Libraries: The physical + digital = new space for learning

Knight News Challenge: Libraries offers applicants a chance to share in $2.5 million by focusing on the question “How might we leverage libraries as a platform to build more knowledgeable communities?” Below, MIT Media Lab Director’s Fellow Philipp Schmidt writes about the connection between physical library space and the virtual space of information and communication. Photo: The new Cambridge Public Library, by Eric Herot via Flickr.

Most evenings I ride my bike home from work past the public library here in Cambridge, Mass. Often I see parents with their children, enjoying themselves on the playground in front of the library. I also see people quietly reading inside the building, as the evening lights around them turn on. 


To build better libraries, start with the needs of people” by Emi Kolawole on Knight Blog (09/25/14)

Powerful ideas push the boundaries of what libraries can be” by Stephanie Pereira (09/24/14)

Make the most of your submission for Knight News Challenge: Libraries” by Chris Barr and John Bracken (09/23/14)

Lessons in sharing, from the public library” by Nate Hill on Knight blog (9/18/14)

Why Libraries?” by Sheila Murphy on Knight blog (9/17/14)

Libraries cultivate connections, community and more in the digital age” by Anthony Marx on Knight blog (9/15/14)

Can research libraries adapt to live up to their potential?” by Bernard Reilly on Knight blog (9/12/14) “Finding the sweet spot for libraries in the digital age” by Jill Bourne on Knight Blog (9/11/14) 

Knight News Challenge: Libraries opens for entries” by John Bracken on Knight Blog (9/10/14)

Why Libraries [Still] Matter” by Jonathan Zittrain on Medium (9/10/14)

News Challenge to explore role of libraries in the digital age” by John Bracken on Knight Blog (8/25/14)

In the same way that playgrounds are public spaces for play, I think of libraries as public spaces for learning. I have been interested in another type of public space, the concept of a digital commons, for a long time. And today I am fascinated by the connection between these public spheres, between the physical space of the library, and the digital virtual space of information and communication. Leveraging their strengths, and tinkering with ways that they can complement each other, is one way to reimagine what the library of the future could look like. 

In the past, when access to information and experts was scarce and books were unaffordable, libraries acted as archives of shared human knowledge. Today content knowledge is accessible easily via the Internet. But content knowledge is only a small part of learning. We learn best when we work on projects that ignite our passion, in collaboration with peers, and in a playful environment that encourages risk taking. At the Media Lab we call those the four Ps of Creative Learning and we apply them everyday. 

Bringing together the things that are great about the Internet with the affordances of a physical venue that the library can offer, let’s imagine a few interesting scenarios. 

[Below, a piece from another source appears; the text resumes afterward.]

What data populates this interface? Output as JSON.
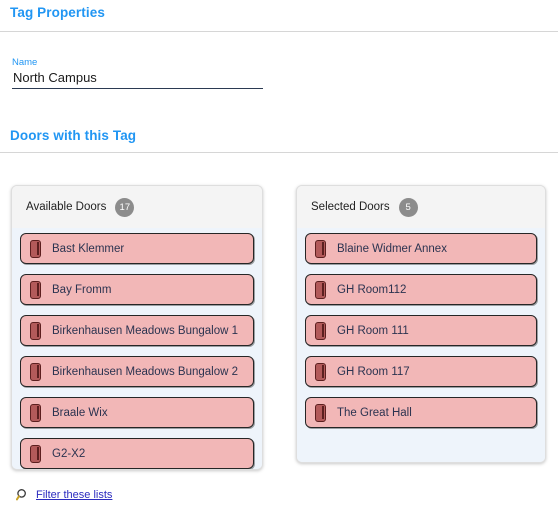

The maker culture is a relatively recent phenomenon that has already managed to newly inspire people to think of themselves as creators rather than consumers. In the same way that books used to be scarce, many tools and machines, such as 3-D printers or laser cutters, are not affordable and could easily be shared between a number of users. Some libraries are already starting to host maker spaces and host communities of tinkerers and creators. But more could be done to network the libraries and connect their local communities. 

A second area I find exciting is the connection between online and offline learning. We know that at top U.S. colleges, the ability to form or join study groups has a strong influence on student success. It is likely that the same is true for online learning. Meeting regularly with a local group of other learners could make it easier to persist through hard problems, and enhance the value I get from watching online lectures or working in front of the computer on my own. Libraries could be the meeting space where I find others to learn with, or teach. 

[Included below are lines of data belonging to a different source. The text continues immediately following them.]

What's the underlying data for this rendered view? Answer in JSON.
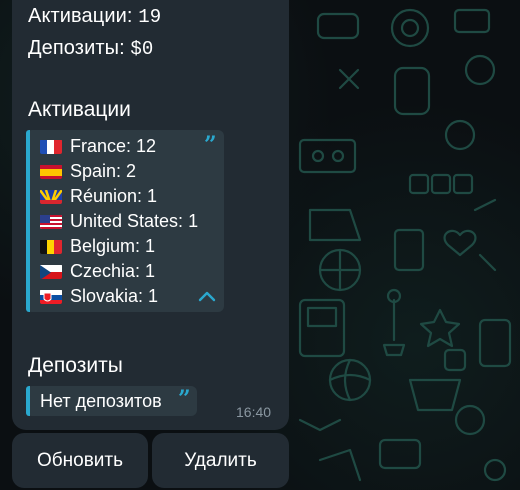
{
  "message": {
    "activations_label": "Активации:",
    "activations_value": "19",
    "deposits_label": "Депозиты:",
    "deposits_value": "$0",
    "activations_heading": "Активации",
    "countries": [
      {
        "name": "France: 12",
        "flag": "france"
      },
      {
        "name": "Spain: 2",
        "flag": "spain"
      },
      {
        "name": "Réunion: 1",
        "flag": "reunion"
      },
      {
        "name": "United States: 1",
        "flag": "usa"
      },
      {
        "name": "Belgium: 1",
        "flag": "belgium"
      },
      {
        "name": "Czechia: 1",
        "flag": "czechia"
      },
      {
        "name": "Slovakia: 1",
        "flag": "slovakia"
      }
    ],
    "deposits_heading": "Депозиты",
    "no_deposits": "Нет депозитов",
    "time": "16:40"
  },
  "buttons": {
    "refresh": "Обновить",
    "delete": "Удалить"
  },
  "colors": {
    "accent": "#2aa8ce",
    "bubble": "#222b33",
    "quote_bg": "#2d3a42",
    "pattern": "#1f4a43"
  }
}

I am very optimistic about the potential of technology to reimagine the library, but I am convinced that technology alone is not enough. I don’t believe in the Silicon Valley style of disruption that tries to solve problems around institutions. To ensure that the library can continue to play an important public service, and act as an anchor for local communities, political will—and money—will be necessary. 

The winning projects of this News Challenge will find creative ways to imagine the future of the library. My hope is, that by doing so, they will also pave the way towards strong public and private philanthropic support for this important institution. 

Opportunities to learn more about Knight News Challenge: Libraries

Amy Garmer, director of the Aspen Institute Dialogue on Public Libraries; Corinne Hill, director of the Chattanooga Public Library; Kenneth G. Furton, provost of Florida International University; and John Szabo, city librarian of the Los Angeles Public Library, will lead a Knight-sponsored discussion on the future of libraries on Monday, Sept. 29, from 12:15 p.m. to 2 p.m. at the InterContinental Miami.  Watch the live stream at

You can join us for virtual office hours on Monday, Sept. 29, from 2:30 to 3:30 p.m. ET. Participants can access the meeting online ( using ID 731675489), or participate via phone at 1-888-240-2560.

To submit an entry for the Knight News Challenge or provide feedback on other submissions, visit  Knight News Challenge: Libraries closes on Sept. 30 at 5 p.m. ET. Winners will be announced in January.